“As a celiac, what do you crave for dessert?”
Quick answer - everything in that display case above. As a fat kid, I dreamed of being locked in a bakery with no celiac diagnosis, free to first gorge, then delicately scrape my fingers along the tops of frostings, eat until my pants split and then curl up in a pile of baker’s aprons, covered in sprinkles and shame.
Flaky, legit, French pastries and desserts, laden with enough wheat and gluten to induce a celiac coma, that’s what I goddamn want. Right?
Turns out, as I was talking through what my body does now crave, the answer is very different. What I crave is to not be disappointed. So, not anything in that case. I don’t want a reasonable facsimile of a wheat-y product. It’s been 18 years, but I remember bread. I remember pie crust. I remember pizza crust.
I remember the chew I took for granted, the buttery flaky tumble of crumbs down my shirt front, the yielding of the dough when you first bite into a cruller. I know that is nearly impossible to re-create without gluten (although Origin Bakery in Victoria is close with their fantastic baguettes), so let’s move onto something that is possible. Reinventing the gluten free wheel is time-consuming. Can we eat something else instead?
What I do want is thoughtfulness. Flavour combinations that make you exclaim. A spin on an old favourite that spotlights the ingredients I CAN eat. I ate a sandwich this weekend with a crepe taking the place of the bread. It was light, but kept all the flavours and ingredients in place and I was so so happy while munching on it in the sunshine with my kid and Mom.
A celiac will be your best friend if you hand them something gluten free to eat. They will pull your body from a fiery wreck (and give you mouth to mouth even if your lips are burnt worms), if you hand them something gluten free that is bursting with inspiration and love and flavour.

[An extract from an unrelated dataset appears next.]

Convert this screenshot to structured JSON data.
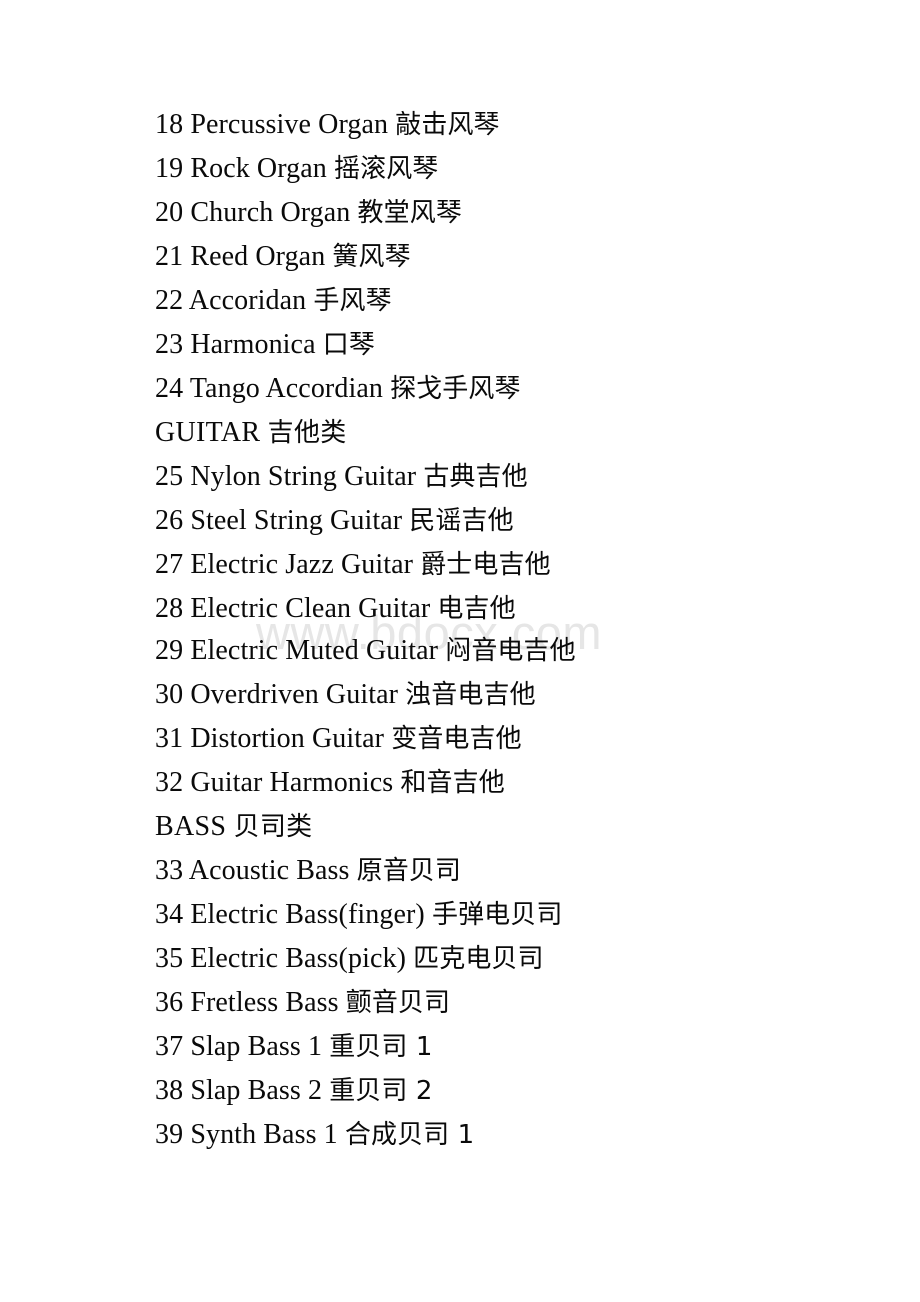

So, I think I nailed it. I know what I crave. I crave food made for me because it’s good, not just because it’s gluten free. Thank you Tara (and Mya) for making me realize that.